30 November 2016

Most active Atlantic hurricane season in six years comes to an end

Today is the last official day of the Atlantic hurricane season. Since I started writing and posting updates on tropical Atlantic activity in 1996, I've written approximately 1,100 updates spanning 328 tropical cyclones, including 153 hurricanes, 69 major hurricanes, and 38 retired storm names.
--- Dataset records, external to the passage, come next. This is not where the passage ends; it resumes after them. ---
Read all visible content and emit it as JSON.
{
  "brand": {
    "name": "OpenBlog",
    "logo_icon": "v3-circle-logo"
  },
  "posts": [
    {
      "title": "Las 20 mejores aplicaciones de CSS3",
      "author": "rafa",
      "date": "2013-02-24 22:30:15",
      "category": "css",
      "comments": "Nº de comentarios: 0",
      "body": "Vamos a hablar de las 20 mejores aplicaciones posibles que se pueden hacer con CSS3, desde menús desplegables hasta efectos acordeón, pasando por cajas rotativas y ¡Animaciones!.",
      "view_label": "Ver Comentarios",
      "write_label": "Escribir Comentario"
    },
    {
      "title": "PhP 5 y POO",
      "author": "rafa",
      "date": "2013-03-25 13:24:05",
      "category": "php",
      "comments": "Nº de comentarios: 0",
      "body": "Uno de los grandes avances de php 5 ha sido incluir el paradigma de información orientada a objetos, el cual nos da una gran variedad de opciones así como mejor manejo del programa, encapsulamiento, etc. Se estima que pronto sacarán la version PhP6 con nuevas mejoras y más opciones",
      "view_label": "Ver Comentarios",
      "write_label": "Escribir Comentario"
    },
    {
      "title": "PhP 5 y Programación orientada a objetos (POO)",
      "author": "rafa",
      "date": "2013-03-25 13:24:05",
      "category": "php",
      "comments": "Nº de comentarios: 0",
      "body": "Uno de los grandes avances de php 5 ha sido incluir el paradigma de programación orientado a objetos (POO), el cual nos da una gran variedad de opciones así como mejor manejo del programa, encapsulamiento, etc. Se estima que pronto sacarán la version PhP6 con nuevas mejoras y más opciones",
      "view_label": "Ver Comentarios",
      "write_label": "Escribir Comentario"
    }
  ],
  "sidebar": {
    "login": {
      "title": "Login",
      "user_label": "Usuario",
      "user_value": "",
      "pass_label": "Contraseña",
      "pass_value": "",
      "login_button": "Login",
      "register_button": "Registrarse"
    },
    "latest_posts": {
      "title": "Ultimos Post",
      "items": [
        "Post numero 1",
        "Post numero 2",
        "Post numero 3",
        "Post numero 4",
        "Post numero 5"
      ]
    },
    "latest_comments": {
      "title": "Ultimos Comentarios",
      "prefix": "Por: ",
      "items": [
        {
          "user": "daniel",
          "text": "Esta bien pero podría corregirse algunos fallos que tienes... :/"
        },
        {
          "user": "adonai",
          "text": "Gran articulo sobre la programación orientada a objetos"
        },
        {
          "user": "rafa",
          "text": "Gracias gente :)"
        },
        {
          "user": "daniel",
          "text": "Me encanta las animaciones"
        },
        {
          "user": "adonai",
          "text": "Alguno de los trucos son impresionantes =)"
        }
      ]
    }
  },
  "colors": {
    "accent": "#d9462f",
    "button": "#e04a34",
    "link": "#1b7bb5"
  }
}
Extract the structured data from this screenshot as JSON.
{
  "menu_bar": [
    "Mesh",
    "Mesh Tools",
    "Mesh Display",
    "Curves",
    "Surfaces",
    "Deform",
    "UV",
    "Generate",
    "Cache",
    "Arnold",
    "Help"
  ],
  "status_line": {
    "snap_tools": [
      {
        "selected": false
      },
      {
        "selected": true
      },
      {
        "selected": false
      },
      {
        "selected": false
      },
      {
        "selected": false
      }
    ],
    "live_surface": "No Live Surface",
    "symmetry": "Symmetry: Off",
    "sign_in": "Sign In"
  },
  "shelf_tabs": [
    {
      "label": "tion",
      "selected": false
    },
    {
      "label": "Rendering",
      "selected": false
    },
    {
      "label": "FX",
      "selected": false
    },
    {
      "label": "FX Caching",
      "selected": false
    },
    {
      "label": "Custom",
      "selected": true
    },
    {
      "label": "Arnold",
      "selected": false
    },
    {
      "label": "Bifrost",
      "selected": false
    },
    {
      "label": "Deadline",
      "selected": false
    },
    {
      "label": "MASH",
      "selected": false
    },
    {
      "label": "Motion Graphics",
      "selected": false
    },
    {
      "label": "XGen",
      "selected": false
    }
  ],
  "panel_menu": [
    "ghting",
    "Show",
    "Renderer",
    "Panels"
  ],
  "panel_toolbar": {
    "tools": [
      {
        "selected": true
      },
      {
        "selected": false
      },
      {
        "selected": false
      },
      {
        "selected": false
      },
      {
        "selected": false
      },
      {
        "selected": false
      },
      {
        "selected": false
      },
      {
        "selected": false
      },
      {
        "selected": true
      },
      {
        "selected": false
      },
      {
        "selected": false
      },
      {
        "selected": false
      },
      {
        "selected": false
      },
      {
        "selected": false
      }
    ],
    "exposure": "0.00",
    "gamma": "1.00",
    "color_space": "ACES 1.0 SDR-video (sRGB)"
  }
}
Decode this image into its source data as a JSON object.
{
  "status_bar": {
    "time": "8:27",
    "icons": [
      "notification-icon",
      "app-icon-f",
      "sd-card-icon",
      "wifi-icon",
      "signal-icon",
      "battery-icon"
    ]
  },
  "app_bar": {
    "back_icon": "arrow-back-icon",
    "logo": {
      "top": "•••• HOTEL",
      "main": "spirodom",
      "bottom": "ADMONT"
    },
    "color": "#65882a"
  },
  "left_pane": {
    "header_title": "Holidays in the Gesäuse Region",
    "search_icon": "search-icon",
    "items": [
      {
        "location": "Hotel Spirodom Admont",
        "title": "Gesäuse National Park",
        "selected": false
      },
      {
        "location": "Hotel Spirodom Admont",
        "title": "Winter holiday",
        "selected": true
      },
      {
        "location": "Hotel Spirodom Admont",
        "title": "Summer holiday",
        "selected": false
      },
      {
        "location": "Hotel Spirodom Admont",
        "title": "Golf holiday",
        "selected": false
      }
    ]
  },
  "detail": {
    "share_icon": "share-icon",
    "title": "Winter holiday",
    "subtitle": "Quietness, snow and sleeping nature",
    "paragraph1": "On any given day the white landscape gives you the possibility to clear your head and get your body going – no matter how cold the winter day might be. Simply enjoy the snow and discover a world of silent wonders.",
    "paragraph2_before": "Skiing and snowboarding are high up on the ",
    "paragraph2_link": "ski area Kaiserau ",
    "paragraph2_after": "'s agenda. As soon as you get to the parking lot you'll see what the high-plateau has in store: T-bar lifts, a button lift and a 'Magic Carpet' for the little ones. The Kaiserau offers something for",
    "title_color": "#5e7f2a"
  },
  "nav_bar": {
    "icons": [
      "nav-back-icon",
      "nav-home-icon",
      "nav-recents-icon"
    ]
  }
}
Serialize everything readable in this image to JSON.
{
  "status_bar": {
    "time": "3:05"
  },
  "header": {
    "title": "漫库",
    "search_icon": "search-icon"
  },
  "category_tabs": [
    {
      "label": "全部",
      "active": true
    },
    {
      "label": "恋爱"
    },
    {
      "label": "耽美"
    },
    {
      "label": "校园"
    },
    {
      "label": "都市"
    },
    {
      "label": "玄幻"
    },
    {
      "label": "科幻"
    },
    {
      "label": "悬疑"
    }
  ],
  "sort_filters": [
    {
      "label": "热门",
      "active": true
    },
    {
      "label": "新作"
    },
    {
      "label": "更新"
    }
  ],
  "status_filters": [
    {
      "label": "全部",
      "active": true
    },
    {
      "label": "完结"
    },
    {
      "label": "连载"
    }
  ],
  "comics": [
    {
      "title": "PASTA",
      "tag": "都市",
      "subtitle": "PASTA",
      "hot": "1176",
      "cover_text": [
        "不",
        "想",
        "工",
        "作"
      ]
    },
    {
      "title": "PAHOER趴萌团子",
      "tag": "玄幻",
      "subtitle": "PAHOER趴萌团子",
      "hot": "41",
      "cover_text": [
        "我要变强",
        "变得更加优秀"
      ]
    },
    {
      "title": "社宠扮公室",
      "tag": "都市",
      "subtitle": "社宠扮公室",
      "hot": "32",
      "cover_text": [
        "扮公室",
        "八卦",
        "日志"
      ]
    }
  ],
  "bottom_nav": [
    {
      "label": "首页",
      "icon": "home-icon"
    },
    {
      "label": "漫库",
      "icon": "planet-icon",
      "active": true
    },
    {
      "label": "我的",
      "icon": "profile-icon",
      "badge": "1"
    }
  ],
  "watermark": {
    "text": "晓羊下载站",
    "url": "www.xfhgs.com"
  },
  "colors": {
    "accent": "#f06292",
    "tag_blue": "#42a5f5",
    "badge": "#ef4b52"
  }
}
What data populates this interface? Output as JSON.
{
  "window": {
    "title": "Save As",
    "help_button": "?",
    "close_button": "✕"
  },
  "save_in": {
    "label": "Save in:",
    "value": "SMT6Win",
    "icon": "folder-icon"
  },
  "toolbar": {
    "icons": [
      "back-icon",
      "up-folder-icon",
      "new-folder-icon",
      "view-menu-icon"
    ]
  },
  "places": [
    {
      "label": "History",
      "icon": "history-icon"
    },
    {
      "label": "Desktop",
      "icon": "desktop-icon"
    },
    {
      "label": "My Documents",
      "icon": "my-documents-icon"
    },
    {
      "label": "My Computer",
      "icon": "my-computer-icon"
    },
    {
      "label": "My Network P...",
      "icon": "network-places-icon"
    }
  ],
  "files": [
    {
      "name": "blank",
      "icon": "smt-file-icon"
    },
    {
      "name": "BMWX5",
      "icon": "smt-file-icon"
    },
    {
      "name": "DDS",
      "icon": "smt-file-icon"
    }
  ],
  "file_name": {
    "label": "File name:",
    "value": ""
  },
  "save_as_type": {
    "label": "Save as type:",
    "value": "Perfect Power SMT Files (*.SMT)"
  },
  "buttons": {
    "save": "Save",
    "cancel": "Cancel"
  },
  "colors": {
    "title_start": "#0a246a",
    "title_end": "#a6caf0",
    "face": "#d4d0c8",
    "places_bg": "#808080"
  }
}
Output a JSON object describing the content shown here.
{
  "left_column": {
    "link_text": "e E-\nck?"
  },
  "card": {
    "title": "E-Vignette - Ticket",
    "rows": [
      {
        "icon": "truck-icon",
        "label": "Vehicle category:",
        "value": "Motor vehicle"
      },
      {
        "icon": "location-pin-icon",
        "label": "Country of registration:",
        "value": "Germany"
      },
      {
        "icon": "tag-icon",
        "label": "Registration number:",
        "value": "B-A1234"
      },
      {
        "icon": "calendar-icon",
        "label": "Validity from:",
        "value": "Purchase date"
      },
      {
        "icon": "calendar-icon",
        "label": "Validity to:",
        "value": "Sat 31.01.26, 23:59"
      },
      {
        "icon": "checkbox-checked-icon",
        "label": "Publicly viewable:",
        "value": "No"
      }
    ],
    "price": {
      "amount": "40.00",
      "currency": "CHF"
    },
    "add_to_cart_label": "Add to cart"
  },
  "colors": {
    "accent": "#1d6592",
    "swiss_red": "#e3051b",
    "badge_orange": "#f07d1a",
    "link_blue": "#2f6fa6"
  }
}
I was honored to have been asked to write blog posts for the New York Times for four years and for the Washington Post for five years and counting.  Thank you for your continued interest!

My 21st annual season summary is available on the Capital Weather Gang blog:

Most active Atlantic hurricane season in six years comes to an end


22 November 2016

Otto very close to becoming season's 7th hurricane

Just to keep everyone on their toes during the final homestretch of hurricane season, Tropical Storm Otto is lurking in the southwest Caribbean Sea.  Yesterday morning, it was just a tropical depression, and then was upgraded to a tropical storm later in the day as expected.  As of Tuesday morning, it is nearly a hurricane with peak sustained winds of 70 mph.


Otto is still on track to make landfall near the Nicaragua/Costa Rica border on Thanksgiving, then cross over into the eastern Pacific where it is expected to dissipate.  Hurricane watches have been issued for the area, while tropical storm watches and warnings cover much of Panama's northern coast.  If the center hits Costa Rica, it would be that country's first hurricane landfall on record.


The water temperature east of Nicaragua and Costa Rica is quite warm, around 28°C, which is plenty to sustain a hurricane.  The vertical wind shear has also decreased noticeably in the past couple of days.

The area where Otto is forecast to make landfall is sparsely populated, but as with all landfalling tropical cyclones, the risk of heavy rain and resulting flooding extends far from the center, and the mountainous areas of Nicaragua and Costa Rica could see 10-15 inches of rain in the coming days.


This is the 7th time that the name Otto has been on a name list since 1980, and it only got used in the past 3 of those 7 times (2004, 2010, 2016).  The next name on the list is Paula, though it's very unlikely that another named storm will form this year.


21 November 2016

Rare late-season tropical depression spins up in the Caribbean

My Monday update on newly-formed Tropical Depression 16, which could become Tropical Storm Otto today or tomorrow, is available on the Capital Weather Gang blog:

Rare late-season tropical depression spins up in the Caribbean